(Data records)
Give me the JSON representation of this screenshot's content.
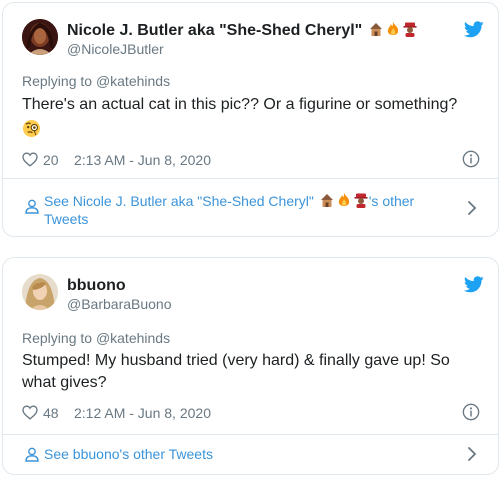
{
  "tweets": [
    {
      "display_name": "Nicole J. Butler aka \"She-Shed Cheryl\"",
      "handle": "@NicoleJButler",
      "reply_prefix": "Replying to ",
      "reply_to": "@katehinds",
      "text": "There's an actual cat in this pic?? Or a figurine or something?",
      "likes": "20",
      "timestamp": "2:13 AM - Jun 8, 2020",
      "footer_prefix": "See Nicole J. Butler aka \"She-Shed Cheryl\"",
      "footer_suffix": "'s other",
      "footer_line2": "Tweets",
      "name_emojis": [
        "house-icon",
        "fire-icon",
        "person-with-hat-icon"
      ],
      "body_emoji": "face-with-monocle-icon"
    },
    {
      "display_name": "bbuono",
      "handle": "@BarbaraBuono",
      "reply_prefix": "Replying to ",
      "reply_to": "@katehinds",
      "text": "Stumped! My husband tried (very hard) & finally gave up! So what gives?",
      "likes": "48",
      "timestamp": "2:12 AM - Jun 8, 2020",
      "footer_text": "See bbuono's other Tweets"
    }
  ],
  "colors": {
    "link": "#3b94d9",
    "muted": "#697882",
    "border": "#e1e8ed",
    "twitter_blue": "#1da1f2"
  }
}
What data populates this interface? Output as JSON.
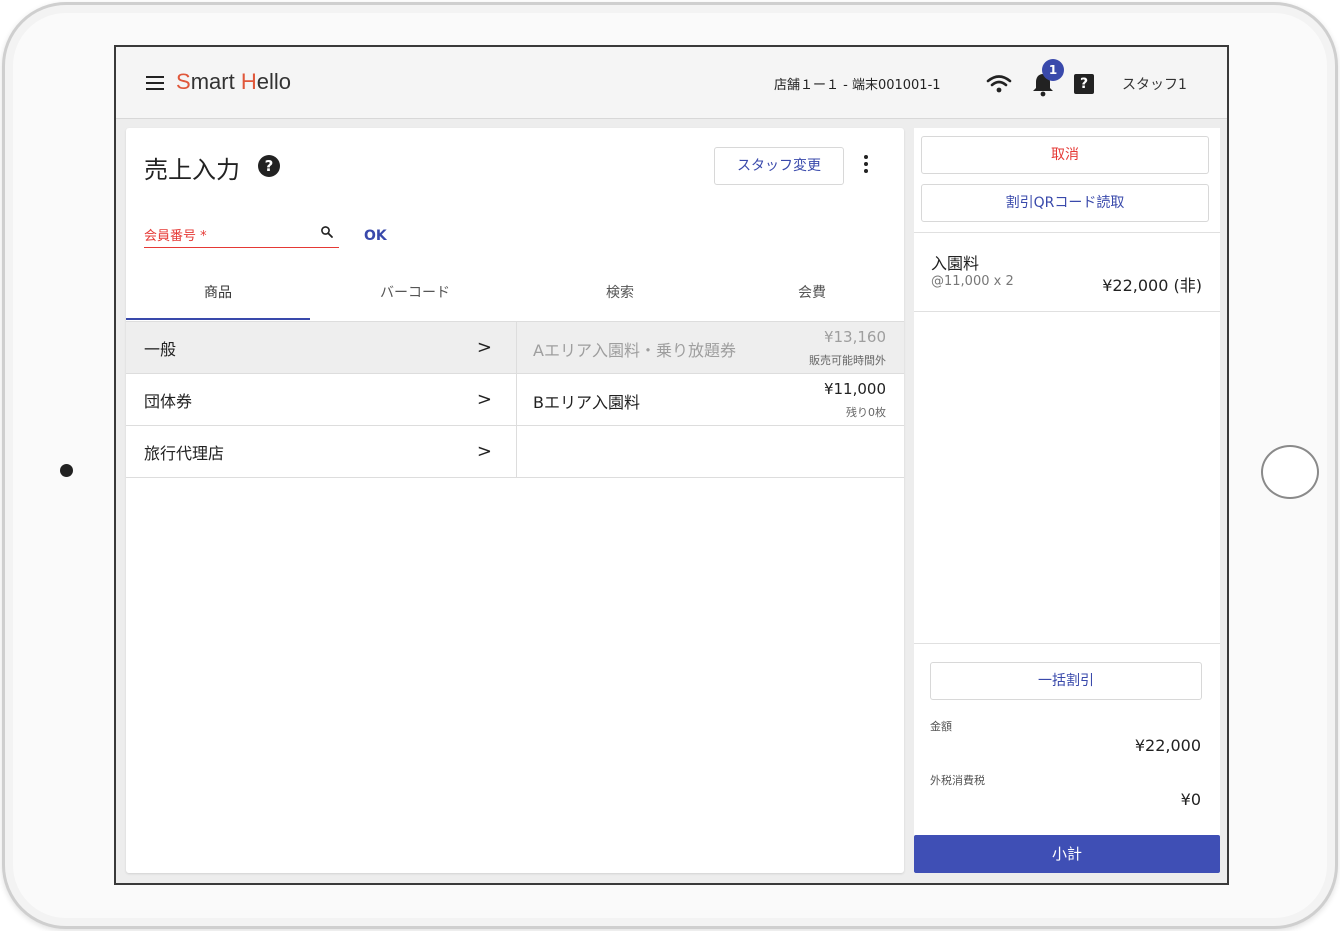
{
  "app": {
    "logo_s": "S",
    "logo_mart": "mart ",
    "logo_h": "H",
    "logo_ello": "ello",
    "store_terminal": "店舗１ー１ - 端末001001-1",
    "notification_count": "1",
    "staff_name": "スタッフ1",
    "accent_color": "#3949ab",
    "error_color": "#e53935",
    "brand_color": "#e0573a"
  },
  "header": {
    "title": "売上入力",
    "help_icon": "question-circle-icon",
    "staff_change_label": "スタッフ変更"
  },
  "member": {
    "label": "会員番号 *",
    "ok_label": "OK"
  },
  "tabs": [
    {
      "label": "商品"
    },
    {
      "label": "バーコード"
    },
    {
      "label": "検索"
    },
    {
      "label": "会費"
    }
  ],
  "categories": [
    {
      "label": "一般"
    },
    {
      "label": "団体券"
    },
    {
      "label": "旅行代理店"
    }
  ],
  "products": [
    {
      "name": "Aエリア入園料・乗り放題券",
      "price": "¥13,160",
      "note": "販売可能時間外"
    },
    {
      "name": "Bエリア入園料",
      "price": "¥11,000",
      "note": "残り0枚"
    }
  ],
  "cart": {
    "cancel_label": "取消",
    "qr_label": "割引QRコード読取",
    "item_name": "入園料",
    "item_detail": "@11,000 x 2",
    "item_total": "¥22,000 (非)",
    "bulk_discount_label": "一括割引",
    "amount_label": "金額",
    "amount_value": "¥22,000",
    "tax_label": "外税消費税",
    "tax_value": "¥0",
    "subtotal_label": "小計"
  }
}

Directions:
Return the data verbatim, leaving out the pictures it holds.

Expected answer:
Give me the JSON representation of this screenshot's content.
{
  "tweets": [
    {
      "display_name": "Nicole J. Butler aka \"She-Shed Cheryl\"",
      "handle": "@NicoleJButler",
      "reply_prefix": "Replying to ",
      "reply_to": "@katehinds",
      "text": "There's an actual cat in this pic?? Or a figurine or something?",
      "likes": "20",
      "timestamp": "2:13 AM - Jun 8, 2020",
      "footer_prefix": "See Nicole J. Butler aka \"She-Shed Cheryl\"",
      "footer_suffix": "'s other",
      "footer_line2": "Tweets",
      "name_emojis": [
        "house-icon",
        "fire-icon",
        "person-with-hat-icon"
      ],
      "body_emoji": "face-with-monocle-icon"
    },
    {
      "display_name": "bbuono",
      "handle": "@BarbaraBuono",
      "reply_prefix": "Replying to ",
      "reply_to": "@katehinds",
      "text": "Stumped! My husband tried (very hard) & finally gave up! So what gives?",
      "likes": "48",
      "timestamp": "2:12 AM - Jun 8, 2020",
      "footer_text": "See bbuono's other Tweets"
    }
  ],
  "colors": {
    "link": "#3b94d9",
    "muted": "#697882",
    "border": "#e1e8ed",
    "twitter_blue": "#1da1f2"
  }
}
What data populates this interface? Output as JSON.
{
  "app": {
    "logo_s": "S",
    "logo_mart": "mart ",
    "logo_h": "H",
    "logo_ello": "ello",
    "store_terminal": "店舗１ー１ - 端末001001-1",
    "notification_count": "1",
    "staff_name": "スタッフ1",
    "accent_color": "#3949ab",
    "error_color": "#e53935",
    "brand_color": "#e0573a"
  },
  "header": {
    "title": "売上入力",
    "help_icon": "question-circle-icon",
    "staff_change_label": "スタッフ変更"
  },
  "member": {
    "label": "会員番号 *",
    "ok_label": "OK"
  },
  "tabs": [
    {
      "label": "商品"
    },
    {
      "label": "バーコード"
    },
    {
      "label": "検索"
    },
    {
      "label": "会費"
    }
  ],
  "categories": [
    {
      "label": "一般"
    },
    {
      "label": "団体券"
    },
    {
      "label": "旅行代理店"
    }
  ],
  "products": [
    {
      "name": "Aエリア入園料・乗り放題券",
      "price": "¥13,160",
      "note": "販売可能時間外"
    },
    {
      "name": "Bエリア入園料",
      "price": "¥11,000",
      "note": "残り0枚"
    }
  ],
  "cart": {
    "cancel_label": "取消",
    "qr_label": "割引QRコード読取",
    "item_name": "入園料",
    "item_detail": "@11,000 x 2",
    "item_total": "¥22,000 (非)",
    "bulk_discount_label": "一括割引",
    "amount_label": "金額",
    "amount_value": "¥22,000",
    "tax_label": "外税消費税",
    "tax_value": "¥0",
    "subtotal_label": "小計"
  }
}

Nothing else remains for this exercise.